silwood park

Lana, Latiffah, Selina, and Shahrul at the Miscanthus plot at Silwood Park

Deconstruction of biomass using ionic liquids: ILs can effectively pretreat numerous feedstocks by separating the components (cellulose, hemicelluloses, lignin). This can be achieved by two main routes: dissolution or de-lignification. We focus on the latter route (the ionoSolv process) due to much lower cost, higher water tolerance (reduced energy inputs for biomass or IL drying), better lignin removal, accessible lignin recovery (without destroying the IL) and simplified processing. Our research in this area focusses on the chemical interactions between ILs and the individual biopolymers leading to better separations, and the impact of the ILs on downstream processing to cellulosic materials, biofuels and platform chemicals.

We are particularly interested in the circular bioeconomy. As such, we have widened teh feedstock range to include waste wood (construction, demolitio nand post-consumer waste) and phytoremediation crops grown on marginal land. These lower-cost feedstocks will greatly improve the economics of biorefining and only ionic liquids can provide an integrated solution of decontamination and fractionation.

We developed a series of ultra-low-cost ionic liquids specifically for this purpose. These have similar production costs to bulk organic solvents such as toluene, acetone or ethanol.

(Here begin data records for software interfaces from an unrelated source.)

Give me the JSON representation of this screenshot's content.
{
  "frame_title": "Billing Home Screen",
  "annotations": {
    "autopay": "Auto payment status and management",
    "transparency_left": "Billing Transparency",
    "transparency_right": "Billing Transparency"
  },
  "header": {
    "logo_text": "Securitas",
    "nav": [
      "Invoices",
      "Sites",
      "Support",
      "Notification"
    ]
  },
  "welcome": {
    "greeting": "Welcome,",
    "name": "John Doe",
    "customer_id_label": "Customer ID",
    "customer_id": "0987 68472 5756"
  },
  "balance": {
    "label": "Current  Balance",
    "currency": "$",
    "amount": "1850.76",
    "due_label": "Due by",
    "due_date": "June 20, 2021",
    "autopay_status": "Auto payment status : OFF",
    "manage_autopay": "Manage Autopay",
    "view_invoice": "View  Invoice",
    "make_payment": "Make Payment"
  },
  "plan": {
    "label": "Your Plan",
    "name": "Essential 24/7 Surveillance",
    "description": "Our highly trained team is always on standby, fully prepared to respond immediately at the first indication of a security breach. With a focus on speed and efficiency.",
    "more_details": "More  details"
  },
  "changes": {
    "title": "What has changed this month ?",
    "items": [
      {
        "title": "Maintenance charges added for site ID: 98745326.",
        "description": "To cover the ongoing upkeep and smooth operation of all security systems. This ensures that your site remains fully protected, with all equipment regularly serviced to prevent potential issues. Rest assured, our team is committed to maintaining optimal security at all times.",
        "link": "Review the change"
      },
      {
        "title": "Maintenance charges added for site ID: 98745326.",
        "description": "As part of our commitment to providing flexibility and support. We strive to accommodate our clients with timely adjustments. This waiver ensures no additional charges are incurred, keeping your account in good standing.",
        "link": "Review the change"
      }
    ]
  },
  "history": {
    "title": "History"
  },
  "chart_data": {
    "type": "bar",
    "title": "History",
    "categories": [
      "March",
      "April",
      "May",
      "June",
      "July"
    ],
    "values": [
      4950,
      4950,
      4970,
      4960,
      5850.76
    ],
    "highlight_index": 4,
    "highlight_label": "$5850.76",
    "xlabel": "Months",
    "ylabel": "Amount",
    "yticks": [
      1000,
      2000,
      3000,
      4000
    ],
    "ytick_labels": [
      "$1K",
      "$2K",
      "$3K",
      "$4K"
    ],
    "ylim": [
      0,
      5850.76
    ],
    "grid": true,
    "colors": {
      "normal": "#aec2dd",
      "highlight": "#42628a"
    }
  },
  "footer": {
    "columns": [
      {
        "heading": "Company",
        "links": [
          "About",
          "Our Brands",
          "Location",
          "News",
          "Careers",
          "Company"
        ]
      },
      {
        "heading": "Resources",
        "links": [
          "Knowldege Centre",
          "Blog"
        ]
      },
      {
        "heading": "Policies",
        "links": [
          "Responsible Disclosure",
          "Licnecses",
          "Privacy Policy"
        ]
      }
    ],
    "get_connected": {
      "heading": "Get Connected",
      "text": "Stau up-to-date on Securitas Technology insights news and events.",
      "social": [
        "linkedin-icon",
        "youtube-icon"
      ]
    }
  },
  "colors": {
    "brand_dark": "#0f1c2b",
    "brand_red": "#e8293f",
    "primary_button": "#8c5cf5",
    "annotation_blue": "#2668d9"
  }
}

Our ionoSolv process therefore represents a truly economical and sustainable option for biorefining.

Vaccine stabilisation: ionic liquids for the elimination of the cold chain: The aim of this research is to reduce the cost of vaccination using biocompatible ionic liquids as stabilising agents.

Vaccination programmes are expensive, and this is due mainly to the cold chain, which costs $200–300 million per year and can account for up to 80 per cent of overall vaccination costs. Some vaccines require ultra-cold storage (temperatures below -80°C) which leaves them challenging to distribute worldwide. This is particularly true in resource-limited countries that lack cold storage infrastructure or have remote populations far from major cities, making vaccine programmes prohibitively expensive.

The most important challenges to effective cold chains are poor temperature control and maintenance leading to the reduced potency of vaccines, inadequate availability of vaccines due to insufficient cold chain capacity, and a lack of the latest cold storage technology. This is especially difficult during transport and storage, as portable freezers have limited running times, and very remote areas do not have access to cold storage.

Our approach is to eliminate the cold chain altogether by making vaccines that can withstand more natural temperatures. We have focused on two aspects of vaccine storage – one approach for protein-based vaccines and a separate approach for RNA or DNA-based vaccines. Our biocompatible ionic liquids act as both thermal stabilising agents and delivery enhancers, providing room temeprature storage of RNA vaccines on the timescale of years.

Other Ionic Liquids Research:

Process and Techno-economic Modelling of Ionic Liquid Biorefining

Catalytic Production of Platform Chemicals from Biomass using Ionic Liquids 

Interactions of Ionic Liquids with Biopolymers 

Recycling Ionic Liquids

Demetallization of Waste for Metal Recycling

Corrosion in Ionic Liquids